After you complete your repayment plan, the court discharges your bankruptcy case. The court also discharges any remaining unsecured debt that you were not able to pay off during the repayment period. Only your mortgage arrears are included in the repayment plan. Thus, you will still owe your monthly mortgage payments throughout this process, as well as after the process is complete. You will not, however, owe any additional charges and fees that you incurred prior to filing for bankruptcy. Because a Chapter 13 discharge eliminates your responsibility to pay off other forms of debt, such as credit card debt and collection accounts, you may find that you have more disposable income than you possessed prior to the bankruptcy – making paying your mortgage less financially taxing.

Bankruptcy Dismissal
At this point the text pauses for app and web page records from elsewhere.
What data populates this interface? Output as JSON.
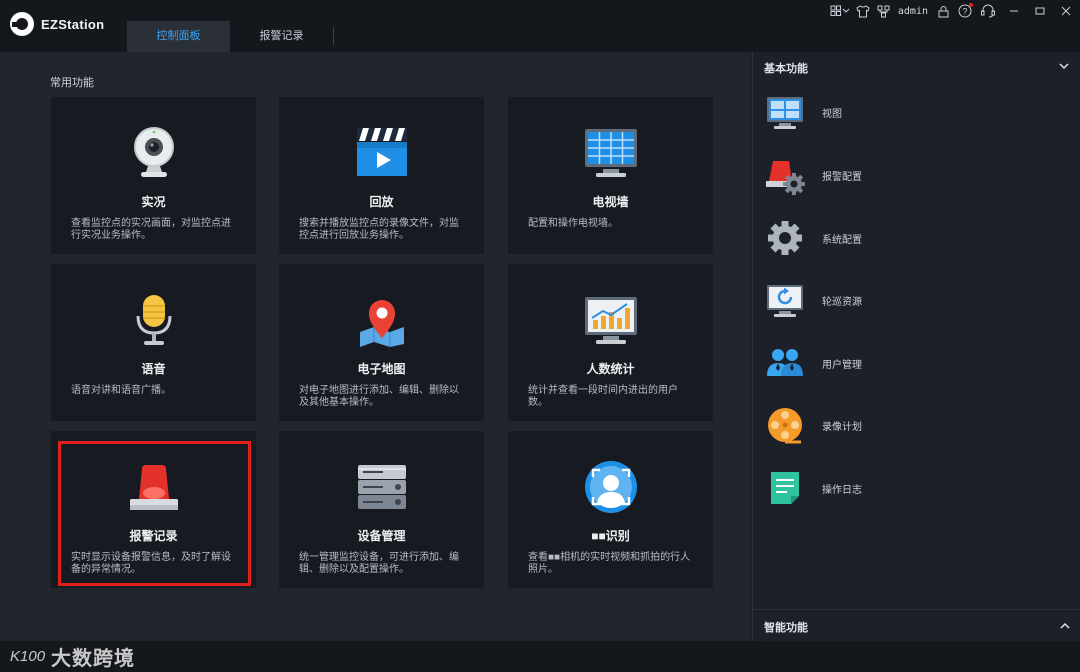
{
  "app": {
    "name": "EZStation"
  },
  "tabs": [
    {
      "label": "控制面板",
      "active": true
    },
    {
      "label": "报警记录",
      "active": false
    }
  ],
  "titlebar": {
    "user": "admin",
    "icons": [
      "layout-icon",
      "shirt-icon",
      "network-icon",
      "lock-icon",
      "help-icon",
      "support-icon",
      "minimize-icon",
      "maximize-icon",
      "close-icon"
    ]
  },
  "main": {
    "section_title": "常用功能",
    "cards": [
      {
        "title": "实况",
        "desc": "查看监控点的实况画面，对监控点进行实况业务操作。",
        "icon": "webcam-icon"
      },
      {
        "title": "回放",
        "desc": "搜索并播放监控点的录像文件，对监控点进行回放业务操作。",
        "icon": "clapper-icon"
      },
      {
        "title": "电视墙",
        "desc": "配置和操作电视墙。",
        "icon": "tv-wall-icon"
      },
      {
        "title": "语音",
        "desc": "语音对讲和语音广播。",
        "icon": "microphone-icon"
      },
      {
        "title": "电子地图",
        "desc": "对电子地图进行添加、编辑、删除以及其他基本操作。",
        "icon": "map-pin-icon"
      },
      {
        "title": "人数统计",
        "desc": "统计并查看一段时间内进出的用户数。",
        "icon": "chart-monitor-icon"
      },
      {
        "title": "报警记录",
        "desc": "实时显示设备报警信息，及时了解设备的异常情况。",
        "icon": "alarm-light-icon",
        "highlighted": true
      },
      {
        "title": "设备管理",
        "desc": "统一管理监控设备，可进行添加、编辑、删除以及配置操作。",
        "icon": "server-icon"
      },
      {
        "title": "■■识别",
        "desc": "查看■■相机的实时视频和抓拍的行人照片。",
        "icon": "face-recognition-icon"
      }
    ]
  },
  "side": {
    "header": "基本功能",
    "items": [
      {
        "label": "视图",
        "icon": "view-monitor-icon"
      },
      {
        "label": "报警配置",
        "icon": "alarm-config-icon"
      },
      {
        "label": "系统配置",
        "icon": "gear-icon"
      },
      {
        "label": "轮巡资源",
        "icon": "patrol-monitor-icon"
      },
      {
        "label": "用户管理",
        "icon": "users-icon"
      },
      {
        "label": "录像计划",
        "icon": "film-reel-icon"
      },
      {
        "label": "操作日志",
        "icon": "log-document-icon"
      }
    ],
    "footer": "智能功能"
  },
  "watermark": {
    "mark": "K100",
    "text": "大数跨境"
  },
  "colors": {
    "accent": "#3da2f5",
    "highlight": "#e0201b",
    "background": "#21252d",
    "card": "#171a20"
  }
}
If you're serious about saving your home from foreclosure, it is crucial that you keep up with your bankruptcy payments and follow the court's instructions. If you default on your repayment plan or fail to comply with any of the court's additional stipulations, the judge in the case can dismiss your bankruptcy. Should this occur, you will lose the protection of the automatic stay and your mortgage lender can once again initiate foreclosure proceedings against you.

Get a free, confidential bankruptcy evaluation. Learn More
Do You Have to Wait for Your House to Foreclose Before Filing Bankruptcy?

References

Resources

Related articles

What Happens if a Bank Discharges a Home Loan During a Bankruptcy?

At the end of a bankruptcy case, you will receive a bankruptcy discharge that relieves you of all financial obligations toward the debt. The discharge also applies to home mortgages. Depending on whether you file for Chapter 7 or Chapter 13 bankruptcy, and whether you are current on your monthly payments, you may have several options if you would like to keep your home.

Can a Primary Residence Be Seized if You File for Bankruptcy?

Although filing for bankruptcy can help avoid being overwhelmed by debts, you may not be able to keep all your assets. This depends on the type of bankruptcy you file and whether you take the necessary steps to keep your home. However, your situation may require you to consult with a bankruptcy attorney if it’s too complicated to make these decisions on your own.

How to File for Bankruptcy After a House Is Sold at a Sheriff's Sale

Losing your home to foreclosure through a sheriff's sale may not end your financial difficulties with your mortgage lender. If your home is sold at auction for less than what you still owe on the home loan, the bank may still sue you for the difference plus attorneys' fees and costs. Filing bankruptcy will give you protection from your creditors and wipe clean your debts. Once your bankruptcy petition is filed, an automatic stay is put in place that prohibits creditors from attempting to collect on outstanding bills.

Related articles

What Happens to the Cosigner if the Signer Goes Bankrupt?

When someone cosigns a loan for you, they are promising to repay the money if you don’t. A lender will require ...

Will I Lose My Car if My Chapter 13 Is Dismissed?

Vehicles are one type of asset the court can address during Chapter 13 bankruptcy, but a dismissal won’t ...

Can I File Chapter 13 When Being Sued on a Mortgage?

If you are delinquent on your mortgage payments and have been served a notice of foreclosure, you may be on the verge ...

Ways to Prevent the Loss of Your Home in Chapter 7 Bankruptcy

U.S. bankruptcy law serves two purposes. The first is to give people an opportunity for a new start by wiping away some ...

Browse by category